German Banking Industry Committee urges “prudent” discussion when revising the EU rules on crisis management for banks
On 26 January 2021, the EU Commission launched the announced consultation on the revision of the crisis management and deposit insurance framework. In November 2020, the EU Commission had already stated that it would present proposals for the revision of the Bank Recovery and Resolution Directive (BRRD), the Single Resolution Mechanism Regulation (SRMR) and the Deposit Guarantee Schemes Directive (DGSD).
The German Banking Industry Committee (GBIC) welcomes the EU Commission’s objective of further strengthening crisis management for banks. Long before the financial crisis, GBIC stressed the importance of financial market stability for the European Union time and again. The deposit guarantee and institution protection schemes which have proven their worth for decades play a fundamental role in this context.
In view of the EU Commission’s objective of ensuring financial stability, improvements in crisis management should be discussed prudently, in particular in the current economic situation, which is marked by the coronavirus pandemic. “The trust of depositors must not be compromised by challenging the entire legal framework that is currently in place. Instead, the political decisions taken in the past few years should be respected, also in the interest of banks and market players, and the required continuity of the legal frameworks that give due regard to the principle of subsidiarity should be ensured”, said Karl-Peter Schackmann-Fallis, member of the Executive Board of the German Savings Banks Association (DSGV), which plays the lead role in GBIC this year.
GBIC therefore expressly welcomes the fact that – unlike its proposal in 2015 for a regulation on the establishment of a European Deposit Insurance Scheme (EDIS) – the EU Commission has decided this time to seek the views of the public and interested public and private institutions before presenting a legislative proposal. However, the consultation can only be the first step. Before presenting a legislative proposal, a comprehensive impact study needs to be carried out, based on various options.
It is also important for any revision of the crisis management and deposit insurance framework to continue addressing the considerable uncertainties around whether the measures defined for deposit guarantee schemes are compatible with European state aid law. It is not yet clear from the current consultation how the revision of state aid law is to be included.

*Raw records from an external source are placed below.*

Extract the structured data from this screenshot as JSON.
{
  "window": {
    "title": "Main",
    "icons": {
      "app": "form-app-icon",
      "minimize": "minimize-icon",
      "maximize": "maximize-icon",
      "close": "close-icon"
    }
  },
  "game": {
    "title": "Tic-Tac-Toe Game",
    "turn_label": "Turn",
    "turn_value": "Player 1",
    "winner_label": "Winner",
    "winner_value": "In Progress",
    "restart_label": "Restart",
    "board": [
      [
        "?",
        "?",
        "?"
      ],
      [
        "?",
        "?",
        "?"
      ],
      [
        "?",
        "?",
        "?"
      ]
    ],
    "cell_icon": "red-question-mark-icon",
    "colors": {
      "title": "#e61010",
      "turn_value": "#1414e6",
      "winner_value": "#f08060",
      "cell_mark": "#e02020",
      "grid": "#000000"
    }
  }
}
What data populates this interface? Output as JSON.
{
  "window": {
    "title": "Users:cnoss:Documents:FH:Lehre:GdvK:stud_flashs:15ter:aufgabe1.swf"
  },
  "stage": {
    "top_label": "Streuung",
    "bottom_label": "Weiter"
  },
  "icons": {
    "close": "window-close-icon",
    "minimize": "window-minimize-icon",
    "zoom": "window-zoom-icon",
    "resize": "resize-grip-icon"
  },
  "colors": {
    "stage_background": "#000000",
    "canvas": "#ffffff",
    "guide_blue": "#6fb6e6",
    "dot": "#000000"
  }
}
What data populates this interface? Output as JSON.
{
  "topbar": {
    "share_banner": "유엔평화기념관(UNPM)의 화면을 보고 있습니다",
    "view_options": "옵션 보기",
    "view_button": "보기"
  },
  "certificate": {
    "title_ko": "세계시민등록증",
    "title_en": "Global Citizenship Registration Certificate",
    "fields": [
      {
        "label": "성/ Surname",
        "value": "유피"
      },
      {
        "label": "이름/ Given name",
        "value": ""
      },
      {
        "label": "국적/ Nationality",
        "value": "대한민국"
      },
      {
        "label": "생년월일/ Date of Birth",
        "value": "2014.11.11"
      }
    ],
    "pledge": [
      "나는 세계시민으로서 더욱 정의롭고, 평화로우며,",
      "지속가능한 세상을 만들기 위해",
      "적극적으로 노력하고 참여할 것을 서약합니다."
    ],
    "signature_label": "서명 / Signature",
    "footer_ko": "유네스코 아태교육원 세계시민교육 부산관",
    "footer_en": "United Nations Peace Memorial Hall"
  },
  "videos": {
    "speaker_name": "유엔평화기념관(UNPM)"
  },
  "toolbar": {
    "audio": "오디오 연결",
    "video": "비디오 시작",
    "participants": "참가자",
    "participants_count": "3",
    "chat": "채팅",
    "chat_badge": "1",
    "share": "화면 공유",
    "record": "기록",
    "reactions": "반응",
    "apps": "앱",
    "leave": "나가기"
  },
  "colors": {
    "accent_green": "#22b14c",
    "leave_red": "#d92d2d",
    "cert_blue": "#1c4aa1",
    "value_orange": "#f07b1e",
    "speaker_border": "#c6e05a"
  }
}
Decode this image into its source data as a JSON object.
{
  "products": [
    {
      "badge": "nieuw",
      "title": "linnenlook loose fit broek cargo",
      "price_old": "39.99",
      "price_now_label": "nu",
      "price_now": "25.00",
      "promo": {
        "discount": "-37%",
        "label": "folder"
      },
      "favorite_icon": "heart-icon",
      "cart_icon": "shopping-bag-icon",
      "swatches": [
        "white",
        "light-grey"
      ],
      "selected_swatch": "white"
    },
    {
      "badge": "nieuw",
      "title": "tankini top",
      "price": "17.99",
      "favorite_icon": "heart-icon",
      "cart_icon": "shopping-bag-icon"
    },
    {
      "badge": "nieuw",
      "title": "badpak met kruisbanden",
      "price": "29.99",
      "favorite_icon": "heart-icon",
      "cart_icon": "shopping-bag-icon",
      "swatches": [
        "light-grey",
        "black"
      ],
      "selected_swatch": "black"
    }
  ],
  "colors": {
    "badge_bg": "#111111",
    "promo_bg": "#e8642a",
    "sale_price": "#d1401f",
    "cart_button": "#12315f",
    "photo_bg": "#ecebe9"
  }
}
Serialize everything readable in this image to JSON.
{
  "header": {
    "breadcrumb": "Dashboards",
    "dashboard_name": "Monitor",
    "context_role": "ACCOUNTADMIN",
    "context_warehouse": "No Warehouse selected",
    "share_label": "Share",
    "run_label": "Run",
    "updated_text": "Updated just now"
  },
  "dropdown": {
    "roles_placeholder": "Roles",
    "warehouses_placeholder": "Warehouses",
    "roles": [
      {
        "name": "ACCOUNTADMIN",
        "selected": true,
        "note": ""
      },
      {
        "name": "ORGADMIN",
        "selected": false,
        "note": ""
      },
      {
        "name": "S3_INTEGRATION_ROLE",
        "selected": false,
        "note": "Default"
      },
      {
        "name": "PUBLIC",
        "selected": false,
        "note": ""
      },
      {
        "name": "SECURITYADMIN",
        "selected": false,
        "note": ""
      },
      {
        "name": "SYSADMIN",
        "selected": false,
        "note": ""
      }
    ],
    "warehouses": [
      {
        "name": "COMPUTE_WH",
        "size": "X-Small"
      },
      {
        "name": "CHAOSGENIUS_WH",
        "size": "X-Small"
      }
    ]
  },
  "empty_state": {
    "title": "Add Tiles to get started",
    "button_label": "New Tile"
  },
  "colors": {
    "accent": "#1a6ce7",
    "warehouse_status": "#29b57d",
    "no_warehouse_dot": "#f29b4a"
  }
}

GBIC believes that it makes no sense for the EU Commission to link the discussion on strengthening crisis management with its unchanged proposal of 2015 for establishing a European Deposit Insurance Scheme. By clinging to this proposal for a regulation, which provides for full collectivisation and loss-sharing of the financial resources of national deposit guarantee schemes, the European Commission is jeopardising the progress made on essential detailed improvements to crisis management.
In addition, GBIC warns against excessively readjusting the current legal framework and replacing it with a system inspired by the Federal Deposit Insurance Corporation (FDIC), the US regulatory, resolution and deposit insurance authority. There are no constitutional foundations for a European FDIC. In addition, such an institution would be at odds with the heterogeneous banking market structures that have evolved over history, with their diverse business models and national particularities. This is explained in detail in a position paper published by GBIC today.